9 Cybersecurity Dos and Don’ts for Your Business
- Post by Janet Gehring
- March 16, 2017
Make sure you’re taking every step you can to protect your company from cyberthreats. Here are 9 cybersecurity dos and don’ts to help.
Take a multi-layered approach with tech tools. Just anti-virus and anti-malware isn’t enough. Consider two-factor authentication, encryption, and IP blockers to improve security.
Educate all employees about cyberthreats. The weakest link in any security approach is a user making an errant click that exposes your business. Everyone who touches a computer that’s connected to the internet should receive cybersecurity training, especially email safety.
Establish security policies and hold employees accountable. Create policies and practices that make the most sense for your business and communicate those to your employees.
Require employees to use strong passwords and change them often. Stay away from passwords that are easily identified with you like the names of pets or family members. Use a different password for every account. Consider using a password manager to help keep everything straight.
Have a reliable backup and conduct regular test restores. A backup is only useful if it can be confidently restored. There are many backup options, including onsite, cloud, and hybrid. The investment you make in a reliable backup solution will more than pay for itself when you need to restore.
Know when you need help. The threat landscape changes every day. If you don’t believe your IT team is up to the task, look for options.
Believe email is private. As the saying goes, “Dance like no one is watching, email like it may one day be read aloud in a deposition”. When you write an email, think like you’re writing a postcard. The possibility exists that anyone could see it. That’s why you should never include personal data like a social security number, health information, or credit card information in an email.
Wait to remove access to a former employee. Even under positive circumstances, make sure all access to your network is disabled immediately when someone leaves your employ. This can include changing passwords, forwarding email accounts, removing VPN access, and more.
Take comfort that your company is too small to be a victim. Remember, the Target breach originated through the systems of their HVAC contractor. Plus, smaller organizations are often easier to hack because they take fewer security measures.
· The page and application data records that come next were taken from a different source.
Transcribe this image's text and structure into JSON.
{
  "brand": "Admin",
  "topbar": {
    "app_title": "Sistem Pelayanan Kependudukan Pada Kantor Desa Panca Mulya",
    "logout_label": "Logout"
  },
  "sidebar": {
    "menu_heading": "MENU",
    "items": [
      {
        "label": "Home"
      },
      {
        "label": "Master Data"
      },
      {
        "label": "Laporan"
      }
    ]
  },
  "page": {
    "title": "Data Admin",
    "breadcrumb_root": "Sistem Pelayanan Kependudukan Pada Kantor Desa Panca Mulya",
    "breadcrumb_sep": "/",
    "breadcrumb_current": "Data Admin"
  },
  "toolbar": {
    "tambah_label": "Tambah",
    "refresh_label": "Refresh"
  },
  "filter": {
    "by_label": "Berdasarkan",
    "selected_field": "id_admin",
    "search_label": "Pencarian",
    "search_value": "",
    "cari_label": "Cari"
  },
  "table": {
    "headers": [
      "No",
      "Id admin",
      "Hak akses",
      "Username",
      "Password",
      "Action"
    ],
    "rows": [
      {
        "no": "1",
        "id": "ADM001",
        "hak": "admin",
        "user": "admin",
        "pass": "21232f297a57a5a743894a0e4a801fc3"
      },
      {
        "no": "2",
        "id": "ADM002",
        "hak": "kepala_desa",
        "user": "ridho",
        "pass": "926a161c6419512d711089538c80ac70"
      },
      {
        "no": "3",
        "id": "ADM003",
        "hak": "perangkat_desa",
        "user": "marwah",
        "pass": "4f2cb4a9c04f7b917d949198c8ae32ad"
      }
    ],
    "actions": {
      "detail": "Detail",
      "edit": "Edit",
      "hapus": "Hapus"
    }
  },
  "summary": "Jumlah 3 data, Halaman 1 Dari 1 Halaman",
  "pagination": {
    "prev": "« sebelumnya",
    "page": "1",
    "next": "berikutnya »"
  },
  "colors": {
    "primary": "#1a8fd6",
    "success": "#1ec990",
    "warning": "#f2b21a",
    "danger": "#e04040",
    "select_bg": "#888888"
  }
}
If you need to improve the cybersecurity in your company, contact CRU Solutions.